## EXERCISE AIM
Set down each line of the material that follows, exactly, with no pictures.

::::::::::

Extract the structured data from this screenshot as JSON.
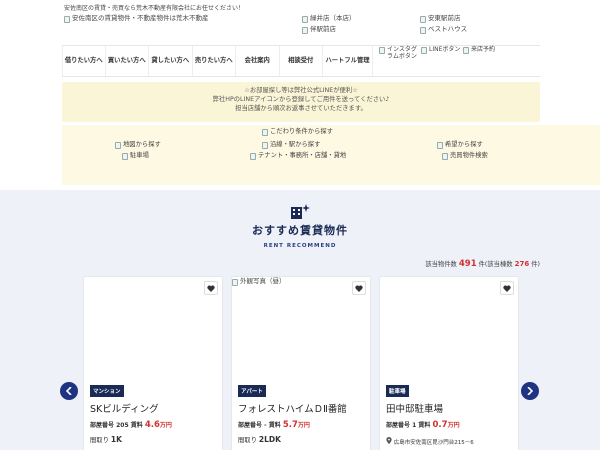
{
  "header": {
    "tagline": "安佐南区の賃貸・売買なら荒木不動産有限会社にお任せください！",
    "logo_alt": "安佐南区の賃貸物件・不動産物件は荒木不動産",
    "shops": [
      "緑井店（本店）",
      "安東駅前店",
      "伴駅前店",
      "ベストハウス"
    ]
  },
  "nav": {
    "items": [
      "借りたい方へ",
      "買いたい方へ",
      "貸したい方へ",
      "売りたい方へ",
      "会社案内",
      "相談受付",
      "ハートフル管理"
    ],
    "icons": [
      "インスタグラムボタン",
      "LINEボタン",
      "来店予約"
    ]
  },
  "notice": {
    "lines": [
      "☆お部屋探し等は弊社公式LINEが便利☆",
      "弊社HPのLINEアイコンから登録してご用件を送ってください♪",
      "担当店舗から順次お返事させていただきます。"
    ]
  },
  "search": {
    "kodawari": "こだわり条件から探す",
    "map": "地図から探す",
    "line": "沿線・駅から探す",
    "hope": "希望から探す",
    "parking": "駐車場",
    "tenant": "テナント・事務所・店舗・貸地",
    "sale": "売買物件検索"
  },
  "recommend": {
    "title": "おすすめ賃貸物件",
    "subtitle": "RENT RECOMMEND",
    "count_prefix": "該当物件数",
    "count_total": "491",
    "count_mid": "件(該当棟数",
    "count_buildings": "276",
    "count_suffix": "件)"
  },
  "cards": [
    {
      "image_alt": "",
      "type": "マンション",
      "name": "SKビルディング",
      "room_label": "部屋番号",
      "room": "205",
      "rent_label": "賃料",
      "rent": "4.6",
      "rent_unit": "万円",
      "layout_label": "間取り",
      "layout": "1K"
    },
    {
      "image_alt": "外観写真（昼）",
      "type": "アパート",
      "name": "フォレストハイムＤⅡ番館",
      "room_label": "部屋番号",
      "room": "-",
      "rent_label": "賃料",
      "rent": "5.7",
      "rent_unit": "万円",
      "layout_label": "間取り",
      "layout": "2LDK"
    },
    {
      "image_alt": "",
      "type": "駐車場",
      "name": "田中邸駐車場",
      "room_label": "部屋番号",
      "room": "1",
      "rent_label": "賃料",
      "rent": "0.7",
      "rent_unit": "万円",
      "address": "広島市安佐南区毘沙門台215－6"
    }
  ],
  "colors": {
    "navy": "#1a2a55",
    "accent_red": "#d32f2f",
    "notice_bg": "#fbf5d7",
    "section_bg": "#eef2f8"
  }
}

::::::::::

## TASK SOLUTION
Extract the structured data from this screenshot as JSON.
{
  "header": {
    "tagline": "安佐南区の賃貸・売買なら荒木不動産有限会社にお任せください！",
    "logo_alt": "安佐南区の賃貸物件・不動産物件は荒木不動産",
    "shops": [
      "緑井店（本店）",
      "安東駅前店",
      "伴駅前店",
      "ベストハウス"
    ]
  },
  "nav": {
    "items": [
      "借りたい方へ",
      "買いたい方へ",
      "貸したい方へ",
      "売りたい方へ",
      "会社案内",
      "相談受付",
      "ハートフル管理"
    ],
    "icons": [
      "インスタグラムボタン",
      "LINEボタン",
      "来店予約"
    ]
  },
  "notice": {
    "lines": [
      "☆お部屋探し等は弊社公式LINEが便利☆",
      "弊社HPのLINEアイコンから登録してご用件を送ってください♪",
      "担当店舗から順次お返事させていただきます。"
    ]
  },
  "search": {
    "kodawari": "こだわり条件から探す",
    "map": "地図から探す",
    "line": "沿線・駅から探す",
    "hope": "希望から探す",
    "parking": "駐車場",
    "tenant": "テナント・事務所・店舗・貸地",
    "sale": "売買物件検索"
  },
  "recommend": {
    "title": "おすすめ賃貸物件",
    "subtitle": "RENT RECOMMEND",
    "count_prefix": "該当物件数",
    "count_total": "491",
    "count_mid": "件(該当棟数",
    "count_buildings": "276",
    "count_suffix": "件)"
  },
  "cards": [
    {
      "image_alt": "",
      "type": "マンション",
      "name": "SKビルディング",
      "room_label": "部屋番号",
      "room": "205",
      "rent_label": "賃料",
      "rent": "4.6",
      "rent_unit": "万円",
      "layout_label": "間取り",
      "layout": "1K"
    },
    {
      "image_alt": "外観写真（昼）",
      "type": "アパート",
      "name": "フォレストハイムＤⅡ番館",
      "room_label": "部屋番号",
      "room": "-",
      "rent_label": "賃料",
      "rent": "5.7",
      "rent_unit": "万円",
      "layout_label": "間取り",
      "layout": "2LDK"
    },
    {
      "image_alt": "",
      "type": "駐車場",
      "name": "田中邸駐車場",
      "room_label": "部屋番号",
      "room": "1",
      "rent_label": "賃料",
      "rent": "0.7",
      "rent_unit": "万円",
      "address": "広島市安佐南区毘沙門台215－6"
    }
  ],
  "colors": {
    "navy": "#1a2a55",
    "accent_red": "#d32f2f",
    "notice_bg": "#fbf5d7",
    "section_bg": "#eef2f8"
  }
}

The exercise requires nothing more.